Latest Archaic Homo sapiens Stories
An analysis of a 1.8 million-year-old human skull suggests that the earliest members of our Homo genus actually belonged to a single species, a finding that contradicts previous beliefs that there were several different human species walking the Earth during that time.
The hobbit human, a small-statured race that evolved separately from our own ancestor Homo erectus on an island of the Indonesian Archipelago some 50,000 years ago, has been discovered by Japanese scientists to have a bigger brain than once believed.
Although it is considered completely taboo in most modern societies, an ancient human skull found in northern China suggests inbreeding could have been prevalent among ancient peoples around 100,000 years ago.
Research and excavations in southern Tanzania could lead to a rethinking of the ‘Out of Africa’ narrative that describes the human diaspora around the globe.
Researchers from the British Natural History Museum (NHM) have discovered three human skulls that they say were used as cups by humans who lived nearly 15,000 years ago.
That human evolution follows a progressive trajectory is one of the most deeply-entrenched assumptions about our species.
A new analysis of teeth from 11 Neanderthal and early human fossils shows that modern humans are slower than our ancestors to reach full maturity.
New evidence debunks â€˜stupidâ€™ Neanderthal myth
The Neanderthals or Neandertals are an extinct species or subspecies of the genus Homo which is closely related to modern humans.
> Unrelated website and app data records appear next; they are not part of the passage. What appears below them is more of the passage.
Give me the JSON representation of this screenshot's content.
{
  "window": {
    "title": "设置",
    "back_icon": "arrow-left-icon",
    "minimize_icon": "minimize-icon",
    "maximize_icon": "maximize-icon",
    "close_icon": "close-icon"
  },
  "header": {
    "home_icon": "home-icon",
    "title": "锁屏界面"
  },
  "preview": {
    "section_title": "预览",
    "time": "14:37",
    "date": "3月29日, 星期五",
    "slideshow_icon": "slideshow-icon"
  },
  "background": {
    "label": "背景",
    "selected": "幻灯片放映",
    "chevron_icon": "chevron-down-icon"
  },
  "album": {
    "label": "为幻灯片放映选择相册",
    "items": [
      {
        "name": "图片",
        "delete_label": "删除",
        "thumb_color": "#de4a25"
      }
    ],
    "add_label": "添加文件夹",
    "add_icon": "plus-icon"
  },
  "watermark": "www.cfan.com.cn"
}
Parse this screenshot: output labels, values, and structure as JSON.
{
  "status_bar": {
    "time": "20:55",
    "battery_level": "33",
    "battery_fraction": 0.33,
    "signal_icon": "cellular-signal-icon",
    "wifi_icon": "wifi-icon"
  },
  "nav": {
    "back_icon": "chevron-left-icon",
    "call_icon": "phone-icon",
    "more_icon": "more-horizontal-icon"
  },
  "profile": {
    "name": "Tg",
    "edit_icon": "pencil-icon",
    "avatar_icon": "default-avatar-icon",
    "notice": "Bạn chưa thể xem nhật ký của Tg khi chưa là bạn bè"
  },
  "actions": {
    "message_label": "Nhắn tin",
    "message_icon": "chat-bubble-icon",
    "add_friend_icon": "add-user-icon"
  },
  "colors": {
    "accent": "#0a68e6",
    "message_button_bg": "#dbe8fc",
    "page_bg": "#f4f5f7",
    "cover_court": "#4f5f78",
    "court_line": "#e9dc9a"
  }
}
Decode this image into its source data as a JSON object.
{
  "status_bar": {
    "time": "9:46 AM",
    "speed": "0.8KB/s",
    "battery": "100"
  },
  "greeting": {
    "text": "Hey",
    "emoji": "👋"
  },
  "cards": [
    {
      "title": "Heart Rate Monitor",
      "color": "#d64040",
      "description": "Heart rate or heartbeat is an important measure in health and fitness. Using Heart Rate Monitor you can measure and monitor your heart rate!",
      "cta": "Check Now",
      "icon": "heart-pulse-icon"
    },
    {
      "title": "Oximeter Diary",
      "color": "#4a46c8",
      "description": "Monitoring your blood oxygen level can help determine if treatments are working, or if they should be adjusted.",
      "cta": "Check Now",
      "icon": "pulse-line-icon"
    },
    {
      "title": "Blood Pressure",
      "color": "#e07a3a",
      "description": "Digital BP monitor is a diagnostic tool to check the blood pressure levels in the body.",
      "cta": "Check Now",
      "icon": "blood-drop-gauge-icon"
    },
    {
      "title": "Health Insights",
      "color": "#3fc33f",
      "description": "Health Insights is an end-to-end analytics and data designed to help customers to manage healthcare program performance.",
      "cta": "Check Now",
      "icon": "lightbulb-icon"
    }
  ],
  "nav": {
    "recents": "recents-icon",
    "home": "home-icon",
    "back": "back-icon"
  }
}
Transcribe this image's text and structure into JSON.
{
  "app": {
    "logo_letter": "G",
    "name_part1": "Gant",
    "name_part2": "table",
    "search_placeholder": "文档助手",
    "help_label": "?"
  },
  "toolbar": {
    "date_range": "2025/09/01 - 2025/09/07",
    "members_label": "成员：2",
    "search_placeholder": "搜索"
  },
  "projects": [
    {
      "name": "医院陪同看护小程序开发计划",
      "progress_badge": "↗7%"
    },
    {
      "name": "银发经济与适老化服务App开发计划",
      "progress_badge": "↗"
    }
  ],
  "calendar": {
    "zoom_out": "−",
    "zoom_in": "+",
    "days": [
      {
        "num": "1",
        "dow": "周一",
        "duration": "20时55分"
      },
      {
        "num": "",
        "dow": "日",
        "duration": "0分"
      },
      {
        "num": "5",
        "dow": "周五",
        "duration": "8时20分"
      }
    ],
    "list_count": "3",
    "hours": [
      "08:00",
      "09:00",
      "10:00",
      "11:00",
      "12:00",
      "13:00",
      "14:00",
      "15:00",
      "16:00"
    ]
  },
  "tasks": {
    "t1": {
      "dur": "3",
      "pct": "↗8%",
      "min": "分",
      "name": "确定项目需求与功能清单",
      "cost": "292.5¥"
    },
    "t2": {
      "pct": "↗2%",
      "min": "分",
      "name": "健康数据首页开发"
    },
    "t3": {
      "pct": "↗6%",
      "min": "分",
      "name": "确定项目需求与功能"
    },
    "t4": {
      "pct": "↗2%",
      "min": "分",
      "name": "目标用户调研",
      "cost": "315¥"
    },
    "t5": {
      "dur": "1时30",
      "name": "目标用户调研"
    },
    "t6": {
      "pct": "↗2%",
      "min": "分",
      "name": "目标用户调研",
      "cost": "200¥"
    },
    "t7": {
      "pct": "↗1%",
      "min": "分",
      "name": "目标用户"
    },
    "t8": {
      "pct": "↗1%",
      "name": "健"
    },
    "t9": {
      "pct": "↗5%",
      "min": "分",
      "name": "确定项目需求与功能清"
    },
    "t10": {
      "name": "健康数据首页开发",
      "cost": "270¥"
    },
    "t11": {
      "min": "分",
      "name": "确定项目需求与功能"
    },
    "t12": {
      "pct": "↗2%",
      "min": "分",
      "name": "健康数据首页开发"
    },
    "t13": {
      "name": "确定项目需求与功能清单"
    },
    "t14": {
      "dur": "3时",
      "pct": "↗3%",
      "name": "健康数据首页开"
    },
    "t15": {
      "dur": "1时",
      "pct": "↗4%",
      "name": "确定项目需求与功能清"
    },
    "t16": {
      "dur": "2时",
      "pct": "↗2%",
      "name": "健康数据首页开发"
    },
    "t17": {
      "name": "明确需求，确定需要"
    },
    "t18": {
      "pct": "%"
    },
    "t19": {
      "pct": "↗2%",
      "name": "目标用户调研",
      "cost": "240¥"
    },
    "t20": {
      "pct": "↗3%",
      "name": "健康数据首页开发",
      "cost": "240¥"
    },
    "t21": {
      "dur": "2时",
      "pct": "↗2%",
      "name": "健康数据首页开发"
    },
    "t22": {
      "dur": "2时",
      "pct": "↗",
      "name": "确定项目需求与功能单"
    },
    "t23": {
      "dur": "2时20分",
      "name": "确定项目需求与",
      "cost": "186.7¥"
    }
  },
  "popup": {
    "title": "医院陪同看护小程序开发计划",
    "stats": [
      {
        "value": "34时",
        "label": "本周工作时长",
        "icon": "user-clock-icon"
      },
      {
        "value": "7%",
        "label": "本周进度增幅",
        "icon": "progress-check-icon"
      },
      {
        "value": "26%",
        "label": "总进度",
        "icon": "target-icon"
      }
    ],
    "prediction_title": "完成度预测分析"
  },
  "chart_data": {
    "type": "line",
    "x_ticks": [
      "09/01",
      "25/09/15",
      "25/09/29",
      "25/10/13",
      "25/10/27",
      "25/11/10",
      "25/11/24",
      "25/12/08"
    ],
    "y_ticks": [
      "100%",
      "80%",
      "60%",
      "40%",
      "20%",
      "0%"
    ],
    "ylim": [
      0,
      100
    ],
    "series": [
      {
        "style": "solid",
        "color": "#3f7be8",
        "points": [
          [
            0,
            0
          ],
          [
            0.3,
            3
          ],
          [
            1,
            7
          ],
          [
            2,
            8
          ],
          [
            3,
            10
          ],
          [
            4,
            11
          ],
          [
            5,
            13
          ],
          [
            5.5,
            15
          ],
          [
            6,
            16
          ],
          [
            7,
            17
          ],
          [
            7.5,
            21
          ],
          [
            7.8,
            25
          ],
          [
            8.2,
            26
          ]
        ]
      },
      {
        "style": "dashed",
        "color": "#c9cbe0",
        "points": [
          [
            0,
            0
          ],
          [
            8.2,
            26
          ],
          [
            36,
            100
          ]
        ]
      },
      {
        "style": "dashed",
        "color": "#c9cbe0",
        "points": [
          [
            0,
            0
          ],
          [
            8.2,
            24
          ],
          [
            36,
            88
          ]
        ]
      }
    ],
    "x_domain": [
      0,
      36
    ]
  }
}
They are known from fossils, dating back from the Pleistocene period, which have been found in Europe and parts of western and central Asia. The species gets its name from Neandertal, “Neander’s Valley”, the location in Germany where it was first uncovered. Neanderthals are classified either as a subspecies of Homo sapiens or as a distinct species of the...
- A coin originally worth six pennies Scots, and later three; held equivalent to an English halfpenny.
- (in plural) Money; cash.